* Provided data *
==*==

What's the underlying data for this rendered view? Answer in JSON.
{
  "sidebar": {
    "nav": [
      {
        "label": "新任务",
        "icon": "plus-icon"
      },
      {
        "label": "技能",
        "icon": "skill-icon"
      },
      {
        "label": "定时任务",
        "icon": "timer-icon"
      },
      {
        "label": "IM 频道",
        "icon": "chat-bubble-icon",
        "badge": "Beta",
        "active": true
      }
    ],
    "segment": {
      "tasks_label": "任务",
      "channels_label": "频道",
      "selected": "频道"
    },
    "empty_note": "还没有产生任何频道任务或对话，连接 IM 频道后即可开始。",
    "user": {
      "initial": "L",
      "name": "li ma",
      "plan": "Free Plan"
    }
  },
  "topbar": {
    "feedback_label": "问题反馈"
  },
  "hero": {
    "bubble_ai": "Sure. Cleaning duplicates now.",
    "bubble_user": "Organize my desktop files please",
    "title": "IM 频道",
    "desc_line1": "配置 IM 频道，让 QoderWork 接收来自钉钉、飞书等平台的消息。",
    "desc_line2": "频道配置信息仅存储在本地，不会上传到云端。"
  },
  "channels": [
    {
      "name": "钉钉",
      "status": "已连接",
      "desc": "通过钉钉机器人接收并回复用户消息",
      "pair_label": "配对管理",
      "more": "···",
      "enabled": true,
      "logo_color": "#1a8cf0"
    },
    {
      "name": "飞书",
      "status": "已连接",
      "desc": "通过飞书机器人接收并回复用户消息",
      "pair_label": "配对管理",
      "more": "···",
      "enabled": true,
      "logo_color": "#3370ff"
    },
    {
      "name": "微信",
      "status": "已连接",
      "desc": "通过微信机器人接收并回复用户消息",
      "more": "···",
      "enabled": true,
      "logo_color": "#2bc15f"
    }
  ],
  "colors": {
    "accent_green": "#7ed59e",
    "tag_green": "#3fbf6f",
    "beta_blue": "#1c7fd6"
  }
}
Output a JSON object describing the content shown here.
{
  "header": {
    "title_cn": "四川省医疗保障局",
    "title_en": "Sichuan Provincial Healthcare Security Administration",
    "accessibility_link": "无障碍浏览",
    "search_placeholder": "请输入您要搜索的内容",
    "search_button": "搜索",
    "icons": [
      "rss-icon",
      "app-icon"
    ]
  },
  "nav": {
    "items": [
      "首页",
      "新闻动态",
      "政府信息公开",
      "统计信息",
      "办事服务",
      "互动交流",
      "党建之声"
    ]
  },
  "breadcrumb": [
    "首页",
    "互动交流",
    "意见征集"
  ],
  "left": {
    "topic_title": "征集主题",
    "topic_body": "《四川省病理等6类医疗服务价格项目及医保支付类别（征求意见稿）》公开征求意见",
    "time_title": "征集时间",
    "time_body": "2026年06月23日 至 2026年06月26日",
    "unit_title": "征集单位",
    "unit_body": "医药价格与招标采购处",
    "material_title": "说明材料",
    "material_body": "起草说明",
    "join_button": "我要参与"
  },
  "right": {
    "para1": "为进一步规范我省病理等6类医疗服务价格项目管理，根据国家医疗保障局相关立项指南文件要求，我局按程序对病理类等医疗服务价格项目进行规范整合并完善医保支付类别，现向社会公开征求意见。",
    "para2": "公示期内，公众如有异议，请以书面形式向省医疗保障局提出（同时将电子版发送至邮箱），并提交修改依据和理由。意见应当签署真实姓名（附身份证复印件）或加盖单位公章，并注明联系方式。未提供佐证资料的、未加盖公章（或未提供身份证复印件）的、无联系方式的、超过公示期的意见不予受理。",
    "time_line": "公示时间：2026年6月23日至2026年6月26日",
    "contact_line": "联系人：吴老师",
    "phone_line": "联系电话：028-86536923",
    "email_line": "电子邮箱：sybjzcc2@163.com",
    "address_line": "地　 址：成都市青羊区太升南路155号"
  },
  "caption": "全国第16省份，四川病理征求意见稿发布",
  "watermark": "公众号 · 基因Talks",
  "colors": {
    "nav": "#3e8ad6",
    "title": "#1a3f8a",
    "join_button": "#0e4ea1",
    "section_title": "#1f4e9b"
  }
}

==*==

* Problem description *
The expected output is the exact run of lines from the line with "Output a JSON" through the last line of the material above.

* Task output *
Output a JSON object describing the content shown here.
{
  "header": {
    "title_cn": "四川省医疗保障局",
    "title_en": "Sichuan Provincial Healthcare Security Administration",
    "accessibility_link": "无障碍浏览",
    "search_placeholder": "请输入您要搜索的内容",
    "search_button": "搜索",
    "icons": [
      "rss-icon",
      "app-icon"
    ]
  },
  "nav": {
    "items": [
      "首页",
      "新闻动态",
      "政府信息公开",
      "统计信息",
      "办事服务",
      "互动交流",
      "党建之声"
    ]
  },
  "breadcrumb": [
    "首页",
    "互动交流",
    "意见征集"
  ],
  "left": {
    "topic_title": "征集主题",
    "topic_body": "《四川省病理等6类医疗服务价格项目及医保支付类别（征求意见稿）》公开征求意见",
    "time_title": "征集时间",
    "time_body": "2026年06月23日 至 2026年06月26日",
    "unit_title": "征集单位",
    "unit_body": "医药价格与招标采购处",
    "material_title": "说明材料",
    "material_body": "起草说明",
    "join_button": "我要参与"
  },
  "right": {
    "para1": "为进一步规范我省病理等6类医疗服务价格项目管理，根据国家医疗保障局相关立项指南文件要求，我局按程序对病理类等医疗服务价格项目进行规范整合并完善医保支付类别，现向社会公开征求意见。",
    "para2": "公示期内，公众如有异议，请以书面形式向省医疗保障局提出（同时将电子版发送至邮箱），并提交修改依据和理由。意见应当签署真实姓名（附身份证复印件）或加盖单位公章，并注明联系方式。未提供佐证资料的、未加盖公章（或未提供身份证复印件）的、无联系方式的、超过公示期的意见不予受理。",
    "time_line": "公示时间：2026年6月23日至2026年6月26日",
    "contact_line": "联系人：吴老师",
    "phone_line": "联系电话：028-86536923",
    "email_line": "电子邮箱：sybjzcc2@163.com",
    "address_line": "地　 址：成都市青羊区太升南路155号"
  },
  "caption": "全国第16省份，四川病理征求意见稿发布",
  "watermark": "公众号 · 基因Talks",
  "colors": {
    "nav": "#3e8ad6",
    "title": "#1a3f8a",
    "join_button": "#0e4ea1",
    "section_title": "#1f4e9b"
  }
}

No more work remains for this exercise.